For several organizations or data scientists that specialize in machine learning, ensemble learning techniques have become the weapons of preference. As ensemble learning methods connect various base models, together they have a higher capacity to provide a much more accurate ML model. For example, at Bigabid we have been ensemble learning to successfully solve many types of problems ranging from optimizing LTV (Customer Lifetime Value) to fraud exposure.
It is difficult not to overstate the value of ensemble learning to the overall ML process, including the bias-variance tradeoff and the three main ensemble techniques: bagging, boosting and stacking. These necessary procedures should be a piece of any data scientist’s tool kit, as they are theories that are encountered everywhere.
Ensemble Learning Methods: An Summary
Ensemble learning is an ML paradigm where there are many base models (which are often known as “weak learners”) are linked and trained to solve the identical problem. This method is based on the theory that by accurately mixing several base models together, these weak learners can be used as building blocks for creating more-complex ML models. Together these ensemble models ( also known as“strong learners”) produce better, more accurate results.

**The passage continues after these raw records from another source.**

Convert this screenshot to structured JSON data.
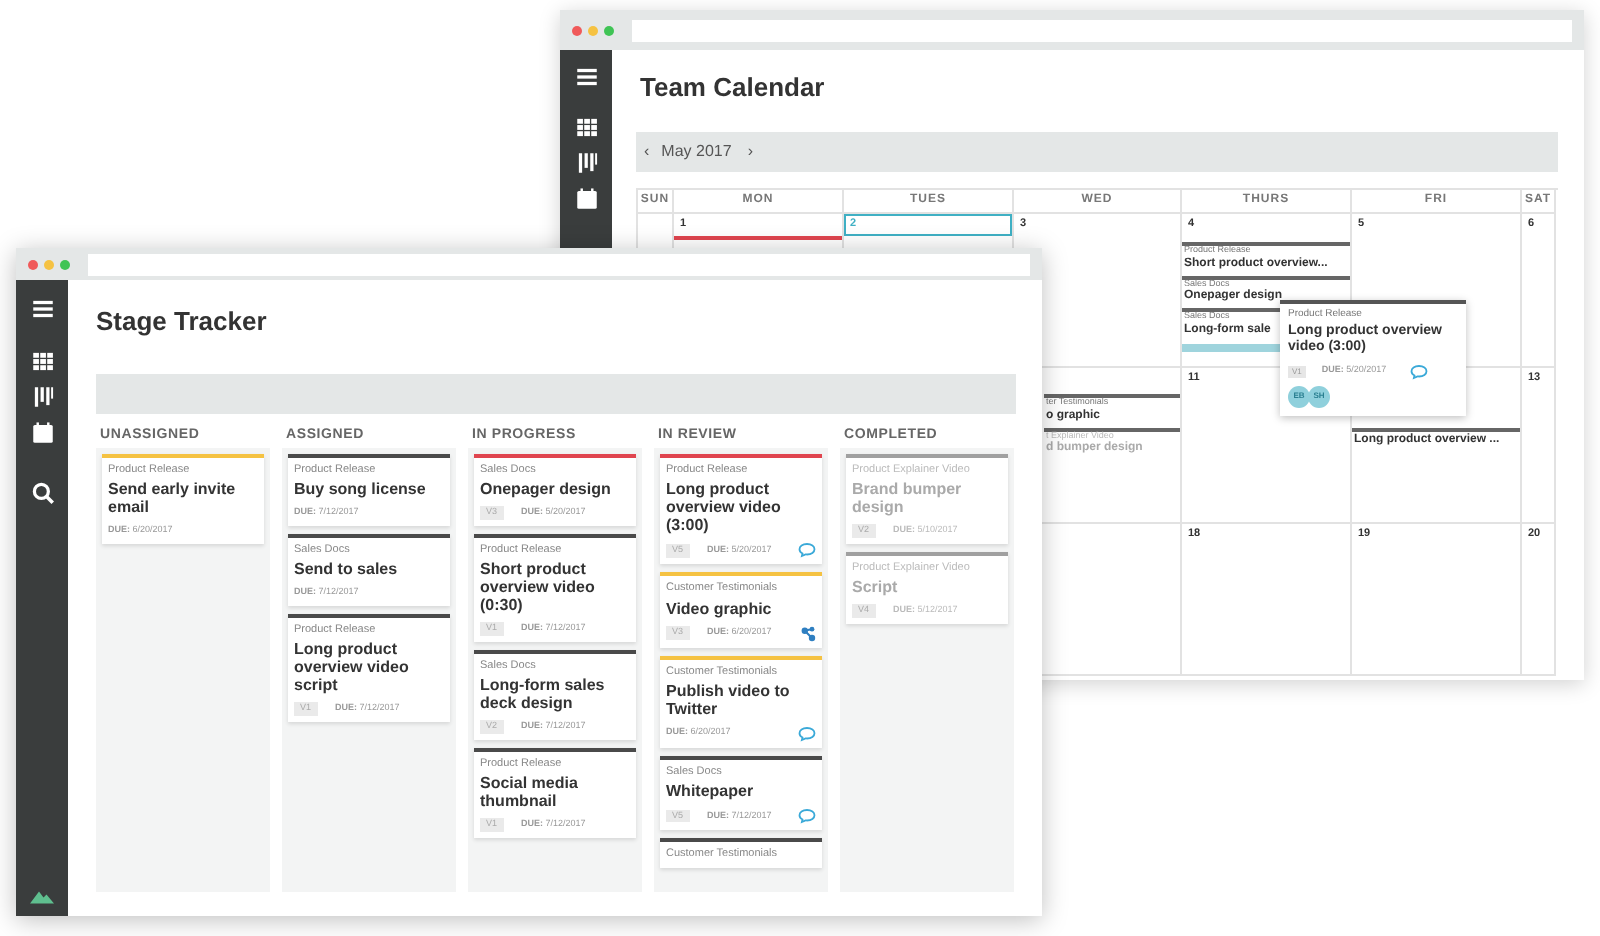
{
  "calendar_window": {
    "title": "Team Calendar",
    "month": "May 2017",
    "prev": "‹",
    "next": "›",
    "weekdays": [
      "SUN",
      "MON",
      "TUES",
      "WED",
      "THURS",
      "FRI",
      "SAT"
    ],
    "weeks": [
      {
        "mon": {
          "day": "1",
          "selected": false,
          "color": "#e0454f"
        },
        "tues": {
          "day": "2",
          "selected": true
        },
        "wed": {
          "day": "3",
          "selected": false
        },
        "thurs": {
          "day": "4",
          "selected": false,
          "events": [
            {
              "category": "Product Release",
              "title": "Short product overview...",
              "faded": false
            },
            {
              "category": "Sales Docs",
              "title": "Onepager design",
              "faded": false
            },
            {
              "category": "Sales Docs",
              "title": "Long-form sale",
              "faded": false
            }
          ],
          "more": true
        },
        "fri": {
          "day": "5",
          "selected": false
        },
        "sat": {
          "day": "6",
          "selected": false
        }
      },
      {
        "wed": {
          "events": [
            {
              "category": "ter Testimonials",
              "title": "o graphic",
              "faded": false
            },
            {
              "category": "t Explainer Video",
              "title": "d bumper design",
              "faded": true
            }
          ]
        },
        "thurs": {
          "day": "11",
          "selected": false
        },
        "fri": {
          "events": [
            {
              "title": "Long product overview ...",
              "faded": false
            }
          ]
        },
        "sat": {
          "day": "13",
          "selected": false
        }
      },
      {
        "thurs": {
          "day": "18",
          "selected": false
        },
        "fri": {
          "day": "19",
          "selected": false
        },
        "sat": {
          "day": "20",
          "selected": false
        }
      }
    ],
    "popup": {
      "category": "Product Release",
      "title": "Long product overview video (3:00)",
      "version": "V1",
      "due": "**DUE:** 5/20/2017",
      "avatars": [
        "EB",
        "SH"
      ]
    }
  },
  "tracker_window": {
    "title": "Stage Tracker",
    "columns": [
      {
        "label": "UNASSIGNED",
        "cards": [
          {
            "category": "Product Release",
            "title": "Send early invite email",
            "due": "**DUE:** 6/20/2017",
            "color": "#f5c242",
            "faded": false
          }
        ]
      },
      {
        "label": "ASSIGNED",
        "cards": [
          {
            "category": "Product Release",
            "title": "Buy song license",
            "due": "**DUE:** 7/12/2017",
            "color": "#4a4a4a",
            "faded": false
          },
          {
            "category": "Sales Docs",
            "title": "Send to sales",
            "due": "**DUE:** 7/12/2017",
            "color": "#4a4a4a",
            "faded": false
          },
          {
            "category": "Product Release",
            "title": "Long product overview video script",
            "version": "V1",
            "due": "**DUE:** 7/12/2017",
            "color": "#4a4a4a",
            "faded": false
          }
        ]
      },
      {
        "label": "IN PROGRESS",
        "cards": [
          {
            "category": "Sales Docs",
            "title": "Onepager design",
            "version": "V3",
            "due": "**DUE:** 5/20/2017",
            "color": "#e0454f",
            "faded": false
          },
          {
            "category": "Product Release",
            "title": "Short product overview video (0:30)",
            "version": "V1",
            "due": "**DUE:** 7/12/2017",
            "color": "#4a4a4a",
            "faded": false
          },
          {
            "category": "Sales Docs",
            "title": "Long-form sales deck design",
            "version": "V2",
            "due": "**DUE:** 7/12/2017",
            "color": "#4a4a4a",
            "faded": false
          },
          {
            "category": "Product Release",
            "title": "Social media thumbnail",
            "version": "V1",
            "due": "**DUE:** 7/12/2017",
            "color": "#4a4a4a",
            "faded": false
          }
        ]
      },
      {
        "label": "IN REVIEW",
        "cards": [
          {
            "category": "Product Release",
            "title": "Long product overview video (3:00)",
            "version": "V5",
            "due": "**DUE:** 5/20/2017",
            "kind": "comment",
            "color": "#e0454f",
            "faded": false
          },
          {
            "category": "Customer Testimonials",
            "title": "Video graphic",
            "version": "V3",
            "due": "**DUE:** 6/20/2017",
            "kind": "branch",
            "color": "#f5c242",
            "faded": false
          },
          {
            "category": "Customer Testimonials",
            "title": "Publish video to Twitter",
            "due": "**DUE:** 6/20/2017",
            "kind": "comment",
            "color": "#f5c242",
            "faded": false
          },
          {
            "category": "Sales Docs",
            "title": "Whitepaper",
            "version": "V5",
            "due": "**DUE:** 7/12/2017",
            "kind": "comment",
            "color": "#4a4a4a",
            "faded": false
          },
          {
            "category": "Customer Testimonials",
            "color": "#4a4a4a",
            "faded": false
          }
        ]
      },
      {
        "label": "COMPLETED",
        "cards": [
          {
            "category": "Product Explainer Video",
            "title": "Brand bumper design",
            "version": "V2",
            "due": "**DUE:** 5/10/2017",
            "color": "#a0a0a0",
            "faded": true
          },
          {
            "category": "Product Explainer Video",
            "title": "Script",
            "version": "V4",
            "due": "**DUE:** 5/12/2017",
            "color": "#a0a0a0",
            "faded": true
          }
        ]
      }
    ]
  }
}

In other words, a weak learner is only a base model that solely performs rather poorly. In fact, its accuracy level is barely above chance, meaning that it predicts the result only somewhat better than a random guess would. These weak learners will often be computationally easy as well. Typically, the reason base models don’t work very well by themselves is because they either have high bias or too much variety, which makes them weak.
This is where ensemble learning comes in the scene. This system tries to overcome the general error by joining several weak learners together. Think of ensemble models as the data science version of the phrase “two heads are better than one.” If one model serves well, then a number of models working collectively can do even better.
A Statement about the Bias-Variance Tradeoff
It’s necessary to know the concept of a weak learner and why it got this name in the first place, as the reason gets down to either bias or variance. More particularly, the prediction error of an ML model, particularly the difference between the trained model and the ground truth, can be split down into the sum of the following: the bias and the variance. For instance:
- Error due to Bias: This is the variation between a model’s expected prediction and the specific value that we are trying to predict.
- Error due to Variance: This is the variance of a model prediction for a particular data point.
If a model is too simple and doesn’t have multiple parameters, then it may include high bias and low variance. In contrast, if a model has several parameters, then it may have high variance and low bias. As such, it’s important to find the best balance without underfitting or overfitting the data, as this tradeoff in complexity is the cause of why there exists a tradeoff between variance and bias. Directly put, an algorithm can’t simultaneously be more complex and less complex in the same period.
Ensemble Learning Techniques – Combining Weak Learners
There are three important ensemble techniques: bagging, boosting and stacking. There are described as follows:
Bagging tries to incorporate related learners on small-sample groups and measures the average of all the predictions. Usually, bagging permits you to use various learners in various groups. By doing so, this method helps to decrease the variance error.
Boosting is an iterative technique that fine-tunes the weight of research according to the most current classification. If an investigation was incorrectly classified, this approach will increase the weight of that research in the next round and will be limited inclined to misclassification. Similarly, if the research was classified correctly, then it will decrease its weight for the upcoming classifier. The weight describes how essential the correct classification of the specific data point should be, as this allows the sequential classifiers to concentrate on examples earlier misclassified. Generally, boosting decreases the bias error and makes strong predictive models, but at moments they may overfit on the training data.
Stacking is a smart way of linking the information given by different models. With this method, a learner of any sort can be used to connect different learners’ outputs. The outcome can be a decrease in bias or variance determined by which linked models are used.
The Promise of Ensemble Learning
Ensemble learning is about joining multiple base models to produce a more efficient and reliable ensemble model that features more powerful features and thus, performs more reliable. Ensemble learning methods have successfully set record performances on challenging datasets and are regularly a part of the winning submissions of Kaggle competitions.
It justifies noting that as with the three main ensemble techniques – bagging, boosting and stacking – variants are still possible and can be better planned to more efficiently adapt to specific queries, such as classifications, regression, time-series analyses, etc. This first need an understanding of the obstacle at hand and to be creative in approaching problem-solving!